Watch with sound on. The sound you hear is the Dualsense on my desk. pic.twitter.com/YxSjWzRY6B
— Blessing Adeoye Jr. (@BlessingJr) April 22, 2021
While the haptics are incredible, so are the adaptive triggers. These aren’t necessarily the star of the show, but the smart use of them leaves me wondering what talented teams will do next. Once you’ve earned the ability, your gun will feature an alternate fire function which is a super move of sorts. Instead of mapping this to a face button, Housemarque decided to use the power of the adaptive triggers. When you half pull the trigger, it comes to a locked position and your aiming down sights comes into play. However, when you fully pull the trigger, it pulls up the ability to use your super. I remember reading about this in several of the gameplay previews, and wasn’t sure if it would function properly. Maybe I’d accidentally use my super, or just wouldn’t be able to normal fire because of the functionality. But Housemarque has done an incredible job at using what’s available to them, and while I occasionally pull the trigger back a little too far this ingenious idea has become very comfortable to use. All without making me chase another button.
Housemarque is the studio for bullet-hell shooters, and that influence is prevalent all throughout your playing in Returnal. While I’ve never been drawn to the genre, I appreciate them and I’ve played my fair share of top down bullet-hells as a kid. Returnal may draw from those roots, but not in a way that’s going to leave the player hating what they’re doing. Many bullet-hells leave you in a panic, avoiding masses of projectiles at a blistering pace which can cause players to want to quit. I’m sure I haven’t made it to the harder enemies yet, but the current pace is challenging rather than difficult. Returnal does state at the beginning that they want to test your abilities, and that’s how it feels to me.
Combining this with Selene’s fast paced movement gives you a feeling somewhat like Control from Remedy Games. Jesse’s gameplay style is one of my favorites (and Control one of my favorite games), so watching this smaller studio get something like this right in one of their first tries in creating a third-person action game is extraordinary.
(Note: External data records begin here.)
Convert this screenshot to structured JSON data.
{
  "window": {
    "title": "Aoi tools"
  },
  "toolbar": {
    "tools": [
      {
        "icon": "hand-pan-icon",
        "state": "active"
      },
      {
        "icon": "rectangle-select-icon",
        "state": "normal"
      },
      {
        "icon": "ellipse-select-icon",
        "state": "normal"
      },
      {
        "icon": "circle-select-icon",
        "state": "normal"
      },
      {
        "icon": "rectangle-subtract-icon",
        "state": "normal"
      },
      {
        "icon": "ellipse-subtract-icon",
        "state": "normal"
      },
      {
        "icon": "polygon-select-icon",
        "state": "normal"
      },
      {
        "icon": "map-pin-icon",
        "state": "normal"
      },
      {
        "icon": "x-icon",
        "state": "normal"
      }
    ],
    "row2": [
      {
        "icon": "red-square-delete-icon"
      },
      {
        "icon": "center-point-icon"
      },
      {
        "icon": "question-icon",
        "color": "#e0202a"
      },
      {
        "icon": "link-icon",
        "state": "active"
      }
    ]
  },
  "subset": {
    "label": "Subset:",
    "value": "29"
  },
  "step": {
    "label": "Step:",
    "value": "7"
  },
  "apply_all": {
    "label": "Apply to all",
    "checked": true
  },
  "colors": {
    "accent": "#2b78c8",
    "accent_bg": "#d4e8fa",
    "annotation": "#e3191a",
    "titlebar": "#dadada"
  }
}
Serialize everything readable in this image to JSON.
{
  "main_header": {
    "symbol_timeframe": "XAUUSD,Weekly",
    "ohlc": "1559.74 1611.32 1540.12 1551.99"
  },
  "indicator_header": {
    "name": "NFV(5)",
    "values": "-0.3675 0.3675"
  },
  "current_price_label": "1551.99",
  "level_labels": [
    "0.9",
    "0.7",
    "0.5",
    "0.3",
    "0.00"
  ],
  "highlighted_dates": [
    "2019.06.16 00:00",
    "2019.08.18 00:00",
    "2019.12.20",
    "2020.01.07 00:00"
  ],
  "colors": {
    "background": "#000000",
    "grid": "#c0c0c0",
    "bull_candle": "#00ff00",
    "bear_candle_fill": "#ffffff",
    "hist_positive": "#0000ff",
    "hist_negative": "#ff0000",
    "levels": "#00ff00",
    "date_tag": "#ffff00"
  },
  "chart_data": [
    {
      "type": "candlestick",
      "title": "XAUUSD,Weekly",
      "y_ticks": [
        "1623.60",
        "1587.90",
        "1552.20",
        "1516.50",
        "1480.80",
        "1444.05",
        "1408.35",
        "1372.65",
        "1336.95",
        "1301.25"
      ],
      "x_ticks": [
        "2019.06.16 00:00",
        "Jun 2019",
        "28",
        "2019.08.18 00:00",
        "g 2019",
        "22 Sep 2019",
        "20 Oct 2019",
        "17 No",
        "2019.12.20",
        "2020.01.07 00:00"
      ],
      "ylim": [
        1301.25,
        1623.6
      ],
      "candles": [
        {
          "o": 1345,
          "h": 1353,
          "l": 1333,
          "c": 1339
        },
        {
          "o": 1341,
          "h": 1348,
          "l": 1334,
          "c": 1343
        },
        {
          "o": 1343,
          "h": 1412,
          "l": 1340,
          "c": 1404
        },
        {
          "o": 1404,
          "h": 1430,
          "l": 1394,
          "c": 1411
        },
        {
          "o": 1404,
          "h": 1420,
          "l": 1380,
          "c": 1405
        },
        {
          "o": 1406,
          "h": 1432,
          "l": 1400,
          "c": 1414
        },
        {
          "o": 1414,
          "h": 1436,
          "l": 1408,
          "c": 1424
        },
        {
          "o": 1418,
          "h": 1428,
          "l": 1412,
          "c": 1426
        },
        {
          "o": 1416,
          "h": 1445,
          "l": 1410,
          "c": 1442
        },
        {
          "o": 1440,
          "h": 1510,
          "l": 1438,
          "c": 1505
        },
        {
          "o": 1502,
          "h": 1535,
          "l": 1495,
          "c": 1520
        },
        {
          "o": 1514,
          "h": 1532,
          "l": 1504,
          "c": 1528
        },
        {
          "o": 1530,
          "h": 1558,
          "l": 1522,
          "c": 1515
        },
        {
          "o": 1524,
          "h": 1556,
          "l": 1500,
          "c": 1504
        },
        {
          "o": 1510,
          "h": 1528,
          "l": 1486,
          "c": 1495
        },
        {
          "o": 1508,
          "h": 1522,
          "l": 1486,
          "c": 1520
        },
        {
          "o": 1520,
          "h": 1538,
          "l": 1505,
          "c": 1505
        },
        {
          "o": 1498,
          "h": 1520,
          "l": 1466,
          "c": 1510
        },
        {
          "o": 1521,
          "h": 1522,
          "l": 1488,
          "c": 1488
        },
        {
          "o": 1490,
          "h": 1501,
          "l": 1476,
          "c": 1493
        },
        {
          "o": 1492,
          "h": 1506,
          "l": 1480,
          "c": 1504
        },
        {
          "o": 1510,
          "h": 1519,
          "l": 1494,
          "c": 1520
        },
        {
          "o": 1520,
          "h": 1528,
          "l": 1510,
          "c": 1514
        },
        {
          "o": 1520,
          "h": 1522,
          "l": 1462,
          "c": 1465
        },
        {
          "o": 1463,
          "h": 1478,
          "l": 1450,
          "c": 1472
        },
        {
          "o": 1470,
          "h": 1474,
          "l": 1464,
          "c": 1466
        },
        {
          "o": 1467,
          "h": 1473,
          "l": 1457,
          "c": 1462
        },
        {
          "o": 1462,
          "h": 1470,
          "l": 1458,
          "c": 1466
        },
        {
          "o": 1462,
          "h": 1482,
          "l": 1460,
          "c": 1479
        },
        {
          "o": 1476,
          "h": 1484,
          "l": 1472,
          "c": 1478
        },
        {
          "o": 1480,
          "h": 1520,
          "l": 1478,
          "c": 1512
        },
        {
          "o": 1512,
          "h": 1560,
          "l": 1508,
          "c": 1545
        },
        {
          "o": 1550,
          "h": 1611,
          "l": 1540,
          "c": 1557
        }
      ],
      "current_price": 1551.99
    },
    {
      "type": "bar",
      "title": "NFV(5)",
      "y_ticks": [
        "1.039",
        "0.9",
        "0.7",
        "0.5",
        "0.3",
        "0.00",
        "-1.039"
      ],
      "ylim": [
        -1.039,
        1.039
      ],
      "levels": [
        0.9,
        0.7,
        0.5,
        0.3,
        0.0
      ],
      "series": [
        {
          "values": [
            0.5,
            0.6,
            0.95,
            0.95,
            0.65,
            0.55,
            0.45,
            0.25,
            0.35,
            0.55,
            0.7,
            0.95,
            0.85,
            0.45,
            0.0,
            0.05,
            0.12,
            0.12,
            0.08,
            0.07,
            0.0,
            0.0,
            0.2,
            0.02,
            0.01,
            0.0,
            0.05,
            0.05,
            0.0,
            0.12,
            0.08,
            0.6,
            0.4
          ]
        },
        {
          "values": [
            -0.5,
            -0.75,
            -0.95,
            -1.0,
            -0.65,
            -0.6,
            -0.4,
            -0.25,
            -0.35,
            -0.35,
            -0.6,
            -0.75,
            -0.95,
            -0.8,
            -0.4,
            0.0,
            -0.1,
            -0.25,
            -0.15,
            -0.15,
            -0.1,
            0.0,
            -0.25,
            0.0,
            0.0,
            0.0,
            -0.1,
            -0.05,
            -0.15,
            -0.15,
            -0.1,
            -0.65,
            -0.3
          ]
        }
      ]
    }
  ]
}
You’re going to hear a lot of comparisons to Control in a lot of previews this weekend, and that’s not a bad thing. I mean, Control was a Game Of The Year winner and contender for a lot of publications, so imitating something successful is always a good thing, especially when done right.
Even though there’s a lot going on in the game, the team at Housemarque chose for this game to follow the roguelike genre, and it’s to a surprisingly skillful effect. I’m not much for roguelikes, not because I don’t like the style, but they become too repetitive for me after a while. I know, I know, this coming from the guy who plays Call Of Duty all the time, but that’s how I feel. Returnal manages to make this work because there’s a lot behind the cycle you’re playing over and over. Not only is a narrative interwoven behind your “returning” (which I definitely have no clue about, I get the feeling it’ll all make sense in the last thirty minutes), but the levels procedurally change after each death. I’m not sure if there is a limit to the changes yet, I haven’t died enough, and I did notice the level change stayed the same in subsequent cycles after I restarted Returnal, but it’s fun nonetheless.
There’s truly so much more I want to talk about when it comes to Returnal, but I don’t know enough to give you a full breakdown. There’s still so much of the mystery of the story I don’t know, I don’t have the complete grasp of the inventory, gear, and weaponry yet, and there are plenty more biomes of Atropos to discover. Unfortunately, you’re just going to have to wait for me to finish the game and write up our full review that’ll drop around Returnal’s launch on April 30th. That is, if I can find the time to put it down.